» TO DO
The expected response is an exact repetition of every record, with images excluded.

» DATA PROVIDED
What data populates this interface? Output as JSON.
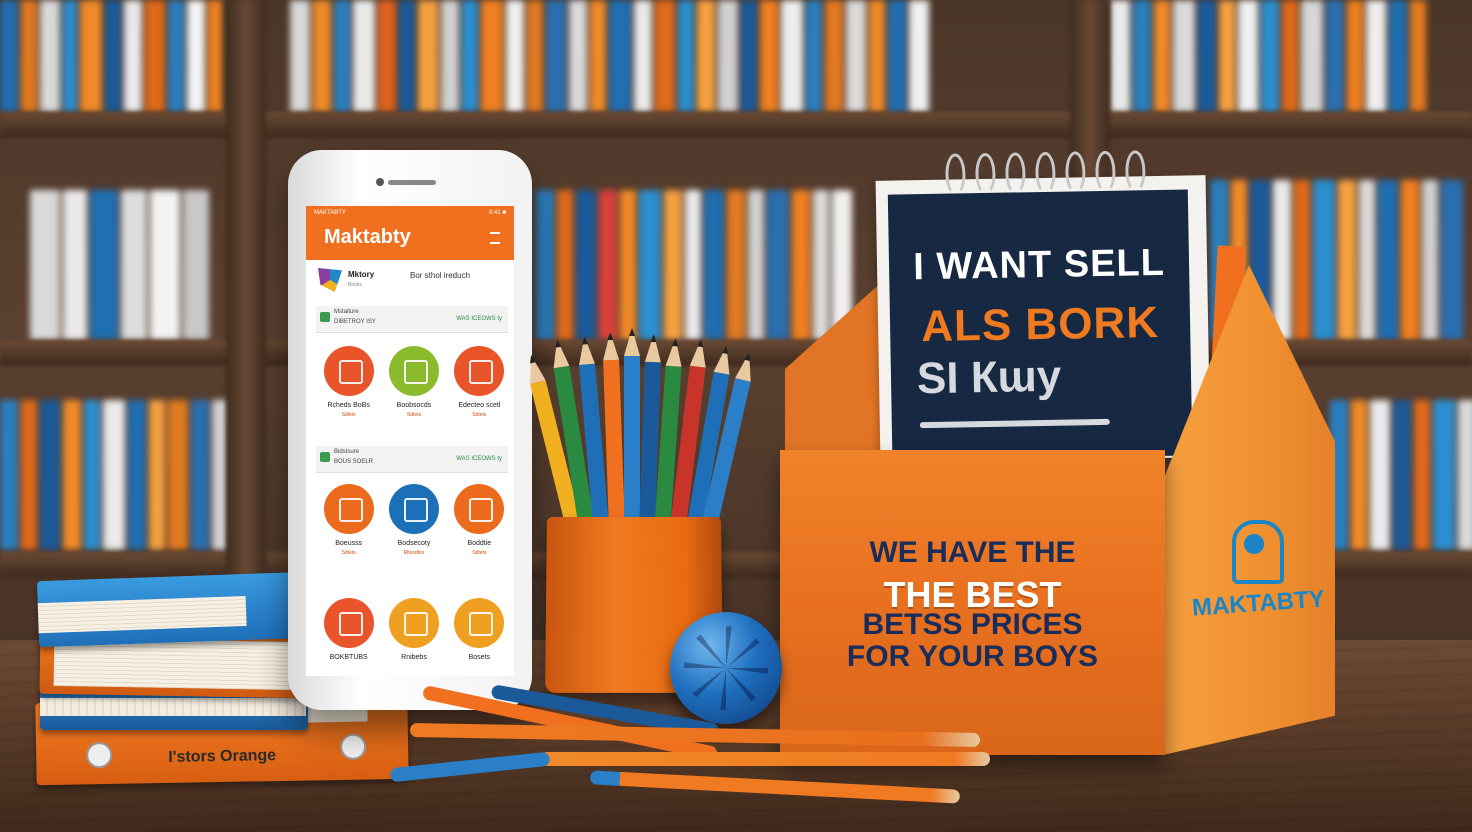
{
  "phone": {
    "status_left": "MAKTABTY",
    "status_right": "9:41 ■",
    "app_title": "Maktabty",
    "brand_name": "Mktory",
    "brand_sub": "Books",
    "brand_link": "Bor sthol ireduch",
    "section1": {
      "label": "Mstaiture",
      "label2": "DIBETROY ISY",
      "link": "WAS ICEOWS ty"
    },
    "section2": {
      "label": "Bidstsure",
      "label2": "BOUS SOELR",
      "link": "WAS ICEOWS ty"
    },
    "grid1": [
      {
        "label": "Rcheds BoBs",
        "sub": "Sdtets",
        "color": "#e9542a"
      },
      {
        "label": "Boobsocds",
        "sub": "Sdtets",
        "color": "#8bbb2c"
      },
      {
        "label": "Edecteo scetl",
        "sub": "Sdtets",
        "color": "#e9542a"
      }
    ],
    "grid2": [
      {
        "label": "Boeusss",
        "sub": "Sdtets",
        "color": "#ec6a1c"
      },
      {
        "label": "Bodsecoty",
        "sub": "Rltesdtes",
        "color": "#1b70b8"
      },
      {
        "label": "Boddtie",
        "sub": "Sdtets",
        "color": "#ec6a1c"
      }
    ],
    "grid3": [
      {
        "label": "BOKBTUBS",
        "sub": "",
        "color": "#e9542a"
      },
      {
        "label": "Rnibebs",
        "sub": "",
        "color": "#f0a020"
      },
      {
        "label": "Bosets",
        "sub": "",
        "color": "#f0a020"
      }
    ]
  },
  "notepad": {
    "line1": "I WANT SELL",
    "line2": "ALS BORK",
    "line3": "SI Кɯy"
  },
  "box": {
    "line1": "WE HAVE THE",
    "line2": "THE BEST",
    "line3": "BETSS PRICES",
    "line4": "FOR YOUR BOYS",
    "side_brand": "MAKTABTY"
  },
  "book_cover_text": "I'stors Orange",
  "colors": {
    "orange": "#f07020",
    "navy": "#172843",
    "blue": "#1a86c8"
  }
}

» TASK RESPONSE
What data populates this interface? Output as JSON.
{
  "phone": {
    "status_left": "MAKTABTY",
    "status_right": "9:41 ■",
    "app_title": "Maktabty",
    "brand_name": "Mktory",
    "brand_sub": "Books",
    "brand_link": "Bor sthol ireduch",
    "section1": {
      "label": "Mstaiture",
      "label2": "DIBETROY ISY",
      "link": "WAS ICEOWS ty"
    },
    "section2": {
      "label": "Bidstsure",
      "label2": "BOUS SOELR",
      "link": "WAS ICEOWS ty"
    },
    "grid1": [
      {
        "label": "Rcheds BoBs",
        "sub": "Sdtets",
        "color": "#e9542a"
      },
      {
        "label": "Boobsocds",
        "sub": "Sdtets",
        "color": "#8bbb2c"
      },
      {
        "label": "Edecteo scetl",
        "sub": "Sdtets",
        "color": "#e9542a"
      }
    ],
    "grid2": [
      {
        "label": "Boeusss",
        "sub": "Sdtets",
        "color": "#ec6a1c"
      },
      {
        "label": "Bodsecoty",
        "sub": "Rltesdtes",
        "color": "#1b70b8"
      },
      {
        "label": "Boddtie",
        "sub": "Sdtets",
        "color": "#ec6a1c"
      }
    ],
    "grid3": [
      {
        "label": "BOKBTUBS",
        "sub": "",
        "color": "#e9542a"
      },
      {
        "label": "Rnibebs",
        "sub": "",
        "color": "#f0a020"
      },
      {
        "label": "Bosets",
        "sub": "",
        "color": "#f0a020"
      }
    ]
  },
  "notepad": {
    "line1": "I WANT SELL",
    "line2": "ALS BORK",
    "line3": "SI Кɯy"
  },
  "box": {
    "line1": "WE HAVE THE",
    "line2": "THE BEST",
    "line3": "BETSS PRICES",
    "line4": "FOR YOUR BOYS",
    "side_brand": "MAKTABTY"
  },
  "book_cover_text": "I'stors Orange",
  "colors": {
    "orange": "#f07020",
    "navy": "#172843",
    "blue": "#1a86c8"
  }
}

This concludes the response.